RECORDS SHOWN ->
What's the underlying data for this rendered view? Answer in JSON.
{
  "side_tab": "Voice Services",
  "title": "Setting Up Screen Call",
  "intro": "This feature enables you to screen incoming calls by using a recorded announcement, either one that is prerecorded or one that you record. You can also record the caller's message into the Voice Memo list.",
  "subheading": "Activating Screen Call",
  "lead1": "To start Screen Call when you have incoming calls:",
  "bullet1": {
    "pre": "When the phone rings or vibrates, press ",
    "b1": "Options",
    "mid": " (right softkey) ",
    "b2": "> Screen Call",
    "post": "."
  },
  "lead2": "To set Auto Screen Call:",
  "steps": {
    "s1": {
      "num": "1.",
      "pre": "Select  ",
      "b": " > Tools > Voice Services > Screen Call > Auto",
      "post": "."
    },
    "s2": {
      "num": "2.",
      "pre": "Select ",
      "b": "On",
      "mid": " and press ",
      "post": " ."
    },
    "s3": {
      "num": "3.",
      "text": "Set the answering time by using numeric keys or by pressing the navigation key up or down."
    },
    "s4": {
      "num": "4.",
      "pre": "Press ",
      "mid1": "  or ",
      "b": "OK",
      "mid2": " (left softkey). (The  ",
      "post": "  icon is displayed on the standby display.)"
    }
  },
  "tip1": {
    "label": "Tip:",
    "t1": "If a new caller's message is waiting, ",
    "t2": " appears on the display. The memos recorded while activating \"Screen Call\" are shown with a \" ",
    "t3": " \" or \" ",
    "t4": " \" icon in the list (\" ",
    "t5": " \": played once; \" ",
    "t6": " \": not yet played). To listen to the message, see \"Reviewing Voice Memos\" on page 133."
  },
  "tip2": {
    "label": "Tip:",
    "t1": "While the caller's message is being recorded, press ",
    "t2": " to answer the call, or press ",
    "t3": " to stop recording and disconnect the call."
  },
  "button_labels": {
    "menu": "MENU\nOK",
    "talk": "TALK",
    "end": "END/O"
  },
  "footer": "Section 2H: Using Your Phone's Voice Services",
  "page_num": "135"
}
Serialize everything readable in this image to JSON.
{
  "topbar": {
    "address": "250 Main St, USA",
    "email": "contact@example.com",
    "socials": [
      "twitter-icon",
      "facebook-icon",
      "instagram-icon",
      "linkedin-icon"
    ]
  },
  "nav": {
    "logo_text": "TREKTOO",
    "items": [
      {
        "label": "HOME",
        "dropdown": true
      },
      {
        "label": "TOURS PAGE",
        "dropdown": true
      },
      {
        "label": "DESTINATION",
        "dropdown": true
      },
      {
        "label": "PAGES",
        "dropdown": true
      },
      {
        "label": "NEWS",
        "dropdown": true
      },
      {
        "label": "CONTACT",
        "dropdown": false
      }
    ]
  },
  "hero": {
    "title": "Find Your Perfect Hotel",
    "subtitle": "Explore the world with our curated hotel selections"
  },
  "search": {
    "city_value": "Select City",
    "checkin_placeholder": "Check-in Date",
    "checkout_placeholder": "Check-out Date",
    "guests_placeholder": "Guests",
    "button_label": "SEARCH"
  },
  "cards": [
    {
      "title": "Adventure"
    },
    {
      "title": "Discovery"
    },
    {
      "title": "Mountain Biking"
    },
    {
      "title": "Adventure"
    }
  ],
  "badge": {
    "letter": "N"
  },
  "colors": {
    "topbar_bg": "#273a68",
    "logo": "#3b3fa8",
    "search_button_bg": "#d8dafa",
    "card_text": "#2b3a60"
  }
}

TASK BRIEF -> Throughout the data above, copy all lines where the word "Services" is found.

ANSWER SPACE ->
  "side_tab": "Voice Services",
      "b": " > Tools > Voice Services > Screen Call > Auto",
  "footer": "Section 2H: Using Your Phone's Voice Services",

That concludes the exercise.